Creek County District Judge Joe Sam Vassar, appointed to preside over the case, signed off on the document along with Oklahoma Assistant Attorney Megan Tilly and Layden’s defense counsel, Tulsa attorney Rob Nigh.
The agreement requires Layden to pay $4,700 to the State Auditor and Inspector’s Office, which is one-third of the cost of an audit the agency conducted of District 18 Drug Court.
Also, the terms required Layden to agree to not to violate the law and to not seek any judicial offices or any other public offices.
As part of the agreement, Judge Vassar signed a document to sustain the state’s motion to dismiss the case against Layden.
Also as part of the agreement, the Oklahoma Attorney General’s Office agreed to dismiss a perjury charge with three counts filed against Layden in Oklahoma County in connection with his testimony before the multicounty grand jury, according to Oklahoma Assistant Attorney General Megan Tilly, who has been prosecuting the case along with Assistant AG Charles Rogers.
Layden, 62, had been indicted by the Oklahoma Multicounty Grand Jury in October 2011 on a single count of conspiracy, along with former District 18 District Attorney Michael Miller and Angie Marcum, the former District 18 drug court coordinator.
The indictment accused Layden of interfering with an investigation into alleged embezzlement of drug court funds, with the probe being conducted by the Oklahoma State Bureau of Investigation and the state Auditor and Inspector’s Office.
The cases against Marcum and Miller are still pending.
As part of the deferred prosecution agreement, Layden waived his right to a speedy trial.
“This waiver is voluntary and in consideration of the deferred prosecution only,” the signed waiver states.
Layden also signed an affidavit in the case, noting he served as the special judge assigned to District 18 Drug Court from February 2006 until June 2010, while Marcum served as the District 18 drug court coordinator.
“In May, 2010, I learned there was a Multicounty Grand Jury investigation of the District 18 Drug Court, and there would also be an audit in order to determine if there had been a misappropriation of funds by Ms. Marcum,” Layden said in the affidavit.
“I was unduly trusting of Ms. Marcum at this time and believed she had been unjustly accused,” Layden said. “I then took actions I should not have taken, and which cold have had the effect of hampering the OSBI and the Multicounty Grand Jury,” Layden said in the affidavit.
“Specifically, I asked Assistant District Attorney Mike Miller to interview drug court participants based upon statements made by Angie Marcum alleging certain drug court participants might be responsible for missing funds and an alleged missing receipt book,” Layden alleged in the signed affidavit.

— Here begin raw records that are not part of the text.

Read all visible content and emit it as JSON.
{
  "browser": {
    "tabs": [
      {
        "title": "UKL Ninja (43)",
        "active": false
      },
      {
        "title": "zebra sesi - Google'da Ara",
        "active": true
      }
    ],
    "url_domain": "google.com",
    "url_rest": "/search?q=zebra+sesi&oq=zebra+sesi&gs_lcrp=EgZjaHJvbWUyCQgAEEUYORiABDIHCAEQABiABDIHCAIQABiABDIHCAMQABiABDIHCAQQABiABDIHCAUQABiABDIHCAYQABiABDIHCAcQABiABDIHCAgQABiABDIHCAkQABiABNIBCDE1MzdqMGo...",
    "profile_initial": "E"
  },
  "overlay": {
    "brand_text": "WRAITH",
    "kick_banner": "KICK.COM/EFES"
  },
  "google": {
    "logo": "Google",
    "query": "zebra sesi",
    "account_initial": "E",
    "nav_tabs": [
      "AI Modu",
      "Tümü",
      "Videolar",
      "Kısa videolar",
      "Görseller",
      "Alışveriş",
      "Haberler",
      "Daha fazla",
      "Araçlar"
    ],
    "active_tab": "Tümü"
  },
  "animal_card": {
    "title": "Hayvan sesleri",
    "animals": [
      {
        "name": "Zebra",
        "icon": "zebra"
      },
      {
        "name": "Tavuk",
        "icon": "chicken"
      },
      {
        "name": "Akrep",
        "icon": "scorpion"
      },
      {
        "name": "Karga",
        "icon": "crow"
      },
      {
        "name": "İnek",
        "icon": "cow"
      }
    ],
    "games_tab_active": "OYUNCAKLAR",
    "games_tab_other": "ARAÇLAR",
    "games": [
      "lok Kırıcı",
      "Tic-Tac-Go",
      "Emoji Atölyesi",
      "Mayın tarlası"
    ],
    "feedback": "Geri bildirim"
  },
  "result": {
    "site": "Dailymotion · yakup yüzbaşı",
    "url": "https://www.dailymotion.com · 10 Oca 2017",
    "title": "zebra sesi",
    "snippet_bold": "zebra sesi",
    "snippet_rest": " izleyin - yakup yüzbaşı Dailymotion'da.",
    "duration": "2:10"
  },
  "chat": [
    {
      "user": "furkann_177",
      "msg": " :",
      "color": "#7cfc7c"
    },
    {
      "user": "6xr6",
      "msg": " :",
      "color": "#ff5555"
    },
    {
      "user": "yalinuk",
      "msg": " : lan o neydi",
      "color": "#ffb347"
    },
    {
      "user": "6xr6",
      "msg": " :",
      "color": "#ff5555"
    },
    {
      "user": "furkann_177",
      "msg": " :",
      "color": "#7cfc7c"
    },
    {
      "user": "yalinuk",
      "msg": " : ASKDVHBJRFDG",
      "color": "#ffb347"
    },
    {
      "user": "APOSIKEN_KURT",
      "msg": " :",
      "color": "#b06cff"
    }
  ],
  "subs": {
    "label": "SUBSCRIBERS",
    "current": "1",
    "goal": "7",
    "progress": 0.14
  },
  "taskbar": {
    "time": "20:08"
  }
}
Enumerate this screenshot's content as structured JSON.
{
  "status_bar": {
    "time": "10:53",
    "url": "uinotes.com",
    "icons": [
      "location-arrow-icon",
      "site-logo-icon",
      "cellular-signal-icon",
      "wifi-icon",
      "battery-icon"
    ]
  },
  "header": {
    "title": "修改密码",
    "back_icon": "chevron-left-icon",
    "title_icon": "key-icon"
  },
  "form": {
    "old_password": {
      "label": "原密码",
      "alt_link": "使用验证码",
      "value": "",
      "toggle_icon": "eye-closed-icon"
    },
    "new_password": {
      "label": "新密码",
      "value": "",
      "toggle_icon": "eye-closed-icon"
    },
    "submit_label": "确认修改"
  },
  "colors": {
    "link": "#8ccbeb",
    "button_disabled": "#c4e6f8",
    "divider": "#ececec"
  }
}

“At the time, I was unaware drug court participants were not being provided sequentially numbered state issued receipts for payments they were making and on many occasions were being provided “sticky notes” that were never properly documented,” Layden continued.
“If I had been aware of these facts I would never have asked Mike Miller to make any inquiry of drug court participants whatsoever,” Layden said in the affidavit.
“I now believe I should have taken no action in connection worth the investigation, but should have allowed it to be handled by completely independent agencies,” Layden continued.
“The evidence I have now seen makes me believe the state can prove Ms. Marcum did embezzle funds from the District 18 Drug Court and that she used me in an effort to deflect attention to drug court participants and away from herself,” Layden alleged in the affidavit.
Marcum has pleaded innocent to the charges against her and her attorney has stated her belief that Marcum will be vindicated.